Element data from apps and pages
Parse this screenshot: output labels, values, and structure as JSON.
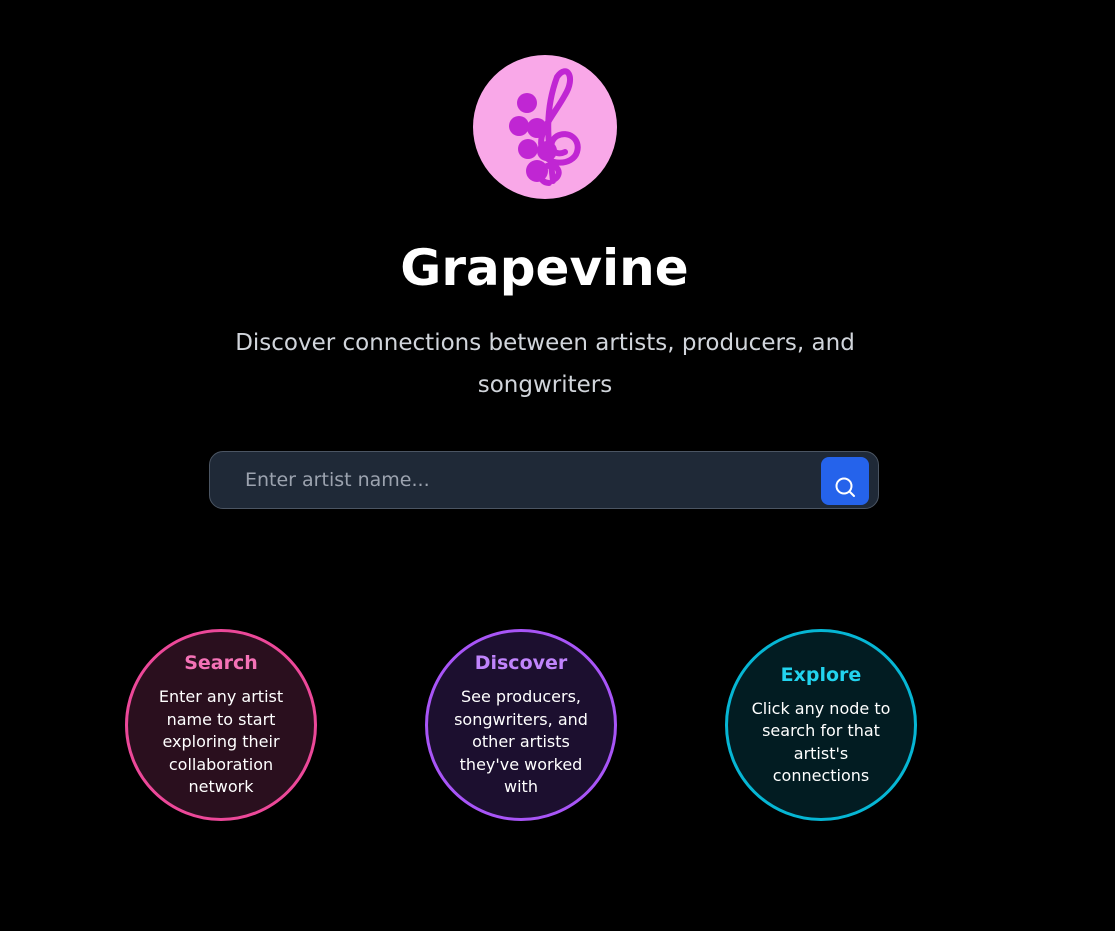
{
  "app": {
    "title": "Grapevine",
    "subtitle": "Discover connections between artists, producers, and songwriters",
    "logo_icon": "grape-treble-clef-icon"
  },
  "search": {
    "placeholder": "Enter artist name...",
    "value": "",
    "button_icon": "search-icon"
  },
  "features": [
    {
      "title": "Search",
      "text": "Enter any artist name to start exploring their collaboration network",
      "accent": "#ec4899"
    },
    {
      "title": "Discover",
      "text": "See producers, songwriters, and other artists they've worked with",
      "accent": "#a855f7"
    },
    {
      "title": "Explore",
      "text": "Click any node to search for that artist's connections",
      "accent": "#06b6d4"
    }
  ],
  "colors": {
    "background": "#000000",
    "logo_bg": "#f9a8e8",
    "logo_fg": "#c026d3",
    "search_button": "#2563eb"
  }
}
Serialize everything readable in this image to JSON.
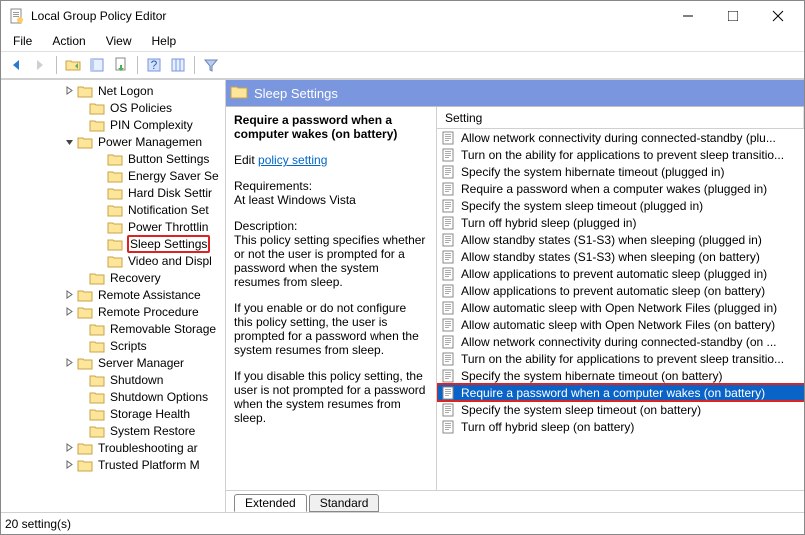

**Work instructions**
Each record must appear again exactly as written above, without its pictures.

**Task answer**
Parse this screenshot: output labels, values, and structure as JSON.
{
  "app": {
    "title": "Grapevine",
    "subtitle": "Discover connections between artists, producers, and songwriters",
    "logo_icon": "grape-treble-clef-icon"
  },
  "search": {
    "placeholder": "Enter artist name...",
    "value": "",
    "button_icon": "search-icon"
  },
  "features": [
    {
      "title": "Search",
      "text": "Enter any artist name to start exploring their collaboration network",
      "accent": "#ec4899"
    },
    {
      "title": "Discover",
      "text": "See producers, songwriters, and other artists they've worked with",
      "accent": "#a855f7"
    },
    {
      "title": "Explore",
      "text": "Click any node to search for that artist's connections",
      "accent": "#06b6d4"
    }
  ],
  "colors": {
    "background": "#000000",
    "logo_bg": "#f9a8e8",
    "logo_fg": "#c026d3",
    "search_button": "#2563eb"
  }
}
Serialize everything readable in this image to JSON.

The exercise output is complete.